Jeff Chang is a writer and cultural critic who has written extensively on culture, politics, the arts, and music. Chang’s first book, Can’t Stop Won’t Stop: A History of the Hip-Hop Generation, garnered many honors, and was also translated into multiple languages. His other publications, e.g. Who We Be: A Cultural History of Race in Post-Civil Rights America (2016) and his latest book We Gon’ Be Alright: Notes on Race and Resegregation (2016), have equally received critical acclaim. Chang serves as Executive Director of the Institute for Diversity in the Arts at Stanford University.

HIP HOP ECOLOGIES AND POLITICS

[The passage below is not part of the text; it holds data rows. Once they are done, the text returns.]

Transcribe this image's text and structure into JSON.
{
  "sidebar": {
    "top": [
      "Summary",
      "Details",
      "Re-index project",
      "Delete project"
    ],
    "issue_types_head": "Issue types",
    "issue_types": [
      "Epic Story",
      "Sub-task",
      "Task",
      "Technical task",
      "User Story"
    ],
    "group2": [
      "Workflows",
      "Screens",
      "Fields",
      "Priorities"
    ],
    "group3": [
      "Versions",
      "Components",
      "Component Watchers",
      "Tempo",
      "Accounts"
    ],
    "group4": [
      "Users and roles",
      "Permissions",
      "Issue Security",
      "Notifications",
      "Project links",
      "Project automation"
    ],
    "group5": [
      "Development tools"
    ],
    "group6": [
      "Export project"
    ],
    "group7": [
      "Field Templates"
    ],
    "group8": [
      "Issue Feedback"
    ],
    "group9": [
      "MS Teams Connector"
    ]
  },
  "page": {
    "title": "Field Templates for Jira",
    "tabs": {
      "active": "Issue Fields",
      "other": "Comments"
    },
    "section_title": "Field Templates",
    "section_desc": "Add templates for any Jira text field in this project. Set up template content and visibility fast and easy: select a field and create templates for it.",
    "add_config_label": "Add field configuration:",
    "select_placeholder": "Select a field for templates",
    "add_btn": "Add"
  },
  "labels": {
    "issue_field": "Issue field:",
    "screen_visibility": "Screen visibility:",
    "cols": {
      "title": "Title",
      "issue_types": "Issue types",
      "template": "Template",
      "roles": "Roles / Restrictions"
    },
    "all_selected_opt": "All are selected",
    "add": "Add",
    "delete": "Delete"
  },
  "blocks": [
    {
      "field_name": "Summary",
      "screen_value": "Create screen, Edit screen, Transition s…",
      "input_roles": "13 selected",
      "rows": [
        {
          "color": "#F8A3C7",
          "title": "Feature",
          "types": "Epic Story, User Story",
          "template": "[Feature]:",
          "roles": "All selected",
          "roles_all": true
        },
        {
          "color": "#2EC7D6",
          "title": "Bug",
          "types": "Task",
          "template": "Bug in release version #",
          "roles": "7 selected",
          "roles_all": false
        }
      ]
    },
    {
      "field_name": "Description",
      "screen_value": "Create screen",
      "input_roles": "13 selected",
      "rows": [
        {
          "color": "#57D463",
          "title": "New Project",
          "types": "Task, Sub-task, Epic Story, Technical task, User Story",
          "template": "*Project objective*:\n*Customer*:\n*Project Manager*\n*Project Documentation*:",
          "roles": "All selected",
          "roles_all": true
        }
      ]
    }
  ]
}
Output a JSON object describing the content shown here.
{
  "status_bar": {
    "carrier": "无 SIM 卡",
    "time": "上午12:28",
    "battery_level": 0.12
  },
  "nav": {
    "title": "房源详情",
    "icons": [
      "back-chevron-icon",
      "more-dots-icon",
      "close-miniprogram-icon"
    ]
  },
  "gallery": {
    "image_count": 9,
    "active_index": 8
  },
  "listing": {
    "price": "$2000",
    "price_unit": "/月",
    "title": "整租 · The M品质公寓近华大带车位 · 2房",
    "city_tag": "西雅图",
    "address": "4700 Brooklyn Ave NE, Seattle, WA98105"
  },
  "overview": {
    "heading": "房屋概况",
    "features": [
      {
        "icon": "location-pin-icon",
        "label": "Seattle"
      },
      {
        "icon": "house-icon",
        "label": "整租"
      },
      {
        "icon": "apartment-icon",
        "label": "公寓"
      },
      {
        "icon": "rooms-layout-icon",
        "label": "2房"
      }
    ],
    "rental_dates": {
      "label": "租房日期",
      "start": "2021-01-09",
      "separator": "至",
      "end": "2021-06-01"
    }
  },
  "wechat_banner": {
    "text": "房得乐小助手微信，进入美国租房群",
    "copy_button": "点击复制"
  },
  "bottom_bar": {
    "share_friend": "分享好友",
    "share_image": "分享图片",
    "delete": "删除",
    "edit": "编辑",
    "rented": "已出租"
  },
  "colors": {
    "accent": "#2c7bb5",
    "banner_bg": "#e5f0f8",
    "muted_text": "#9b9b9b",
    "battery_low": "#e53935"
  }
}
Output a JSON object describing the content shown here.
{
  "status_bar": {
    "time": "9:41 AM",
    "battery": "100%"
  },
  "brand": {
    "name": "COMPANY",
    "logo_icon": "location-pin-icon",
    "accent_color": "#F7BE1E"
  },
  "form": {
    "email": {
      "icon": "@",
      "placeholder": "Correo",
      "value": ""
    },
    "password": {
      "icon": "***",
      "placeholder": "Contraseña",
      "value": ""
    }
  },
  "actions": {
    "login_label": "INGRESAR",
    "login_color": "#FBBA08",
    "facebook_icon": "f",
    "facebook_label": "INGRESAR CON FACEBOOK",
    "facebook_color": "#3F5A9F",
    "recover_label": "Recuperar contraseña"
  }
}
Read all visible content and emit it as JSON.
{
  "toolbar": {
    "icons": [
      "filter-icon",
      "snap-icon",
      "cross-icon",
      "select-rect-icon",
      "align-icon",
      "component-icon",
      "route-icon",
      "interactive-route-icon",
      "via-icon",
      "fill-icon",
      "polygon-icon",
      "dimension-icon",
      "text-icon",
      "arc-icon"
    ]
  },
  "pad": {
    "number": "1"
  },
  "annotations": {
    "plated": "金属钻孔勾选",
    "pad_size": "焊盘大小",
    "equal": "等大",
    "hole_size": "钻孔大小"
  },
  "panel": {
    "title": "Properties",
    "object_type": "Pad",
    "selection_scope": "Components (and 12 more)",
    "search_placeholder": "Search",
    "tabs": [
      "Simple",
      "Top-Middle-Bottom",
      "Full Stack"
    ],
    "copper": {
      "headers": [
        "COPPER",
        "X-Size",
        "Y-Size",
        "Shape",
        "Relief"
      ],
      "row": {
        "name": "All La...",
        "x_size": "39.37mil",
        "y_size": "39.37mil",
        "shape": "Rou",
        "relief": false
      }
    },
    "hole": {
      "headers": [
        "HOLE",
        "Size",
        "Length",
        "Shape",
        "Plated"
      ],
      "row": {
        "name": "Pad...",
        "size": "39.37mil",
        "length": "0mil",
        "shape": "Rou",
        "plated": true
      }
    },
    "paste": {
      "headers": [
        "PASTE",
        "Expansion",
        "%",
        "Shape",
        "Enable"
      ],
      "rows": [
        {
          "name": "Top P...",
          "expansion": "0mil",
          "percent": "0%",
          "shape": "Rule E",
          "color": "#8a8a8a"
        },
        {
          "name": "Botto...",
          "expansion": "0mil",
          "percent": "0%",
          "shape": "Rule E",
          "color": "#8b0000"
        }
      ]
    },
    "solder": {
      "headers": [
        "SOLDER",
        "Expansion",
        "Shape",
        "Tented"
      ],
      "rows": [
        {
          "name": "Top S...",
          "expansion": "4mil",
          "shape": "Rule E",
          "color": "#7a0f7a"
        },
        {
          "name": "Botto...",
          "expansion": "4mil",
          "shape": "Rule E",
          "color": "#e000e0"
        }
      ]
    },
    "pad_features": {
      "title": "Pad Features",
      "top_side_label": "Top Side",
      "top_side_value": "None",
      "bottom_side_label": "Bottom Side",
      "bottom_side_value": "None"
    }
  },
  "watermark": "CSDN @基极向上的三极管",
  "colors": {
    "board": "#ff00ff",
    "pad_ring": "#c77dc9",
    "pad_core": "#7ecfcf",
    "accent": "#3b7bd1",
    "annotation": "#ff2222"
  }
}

HIP HOP ECOLOGIES AND POLITICS
5-6 October 2017 – University of Turku

 

https://www.facebook.com/events/787407624717273/

Janus Hall, Artium building, Sirkkala campus (Kaivokatu 12)
THURSDAY 5 October 2017

10:30 – 10:45 Welcome: John Richardson & Inka Rantakallio

10:45 – 12:30 Session 1 Hip hop pedagogies
Friederike Frost Cypher: Space, Meaning, and Movement in Breaking
Hannah Tornesjö Toy
Kristine Ringsager The Contradictions of Rap as a Resource within the Danish Welfare State’s Integration
Project

12:30 – 13:30 Lunch

13:30 – 15:15 Session 2 Gender and politics
Charity Marsh Clear Lines: Powerful and Fierce Women in Hip Hop in Canada
Natalie Koutsougera ‘The Street can’t be Silenced’: Women and the Underground Rap Scene in Athens
Anna-Elena Pääkkölä Buns, Hun: On Race, Femininity, and Nicki Minaj’s Butt

15:15 – 15:45 Afternoon tea & coffee

15:45 – 17:00 Session 3 National and regional politics
Janne Rantala Rappers Challenging Official Memory in Mozambique with Political Ancestors
Dragana Cvetanovic … And What about Politically Engaged Rap in the Post-Yugoslav Region?

FRIDAY 5 October 2017

10:15 – 11:30 Keynote
Jeff Chang Institutionalized: The Second Global Generation of Hip-Hop Scholarship

11:30 – 12:00 Morning tea & coffee

12:00 – 13:15 Session 4 Ethnomusicology
Venla Sykäri Freestyle in the Ecology of Finnish Hip Hop: From Practical Reasons and Symbolic Value
to a Distinct Genre
Susanna Välimäki Environmentalism in Finnish Rap: An Ecomusicological Discussion

13:15 – 14:15 Lunch

14:15 – 16:00 Session 5 History, religion and spirituality
Antti-Ville Kärjä Finnish Rap before Finnish Rap
Inka Rantakallio Religion in Finnish Rap Music
Ibrahim Abraham Black Magic across the Black Atlantic: A Spiritual Ecology of Hip Hop

16:00 – 16:30 Concluding discussion and future plans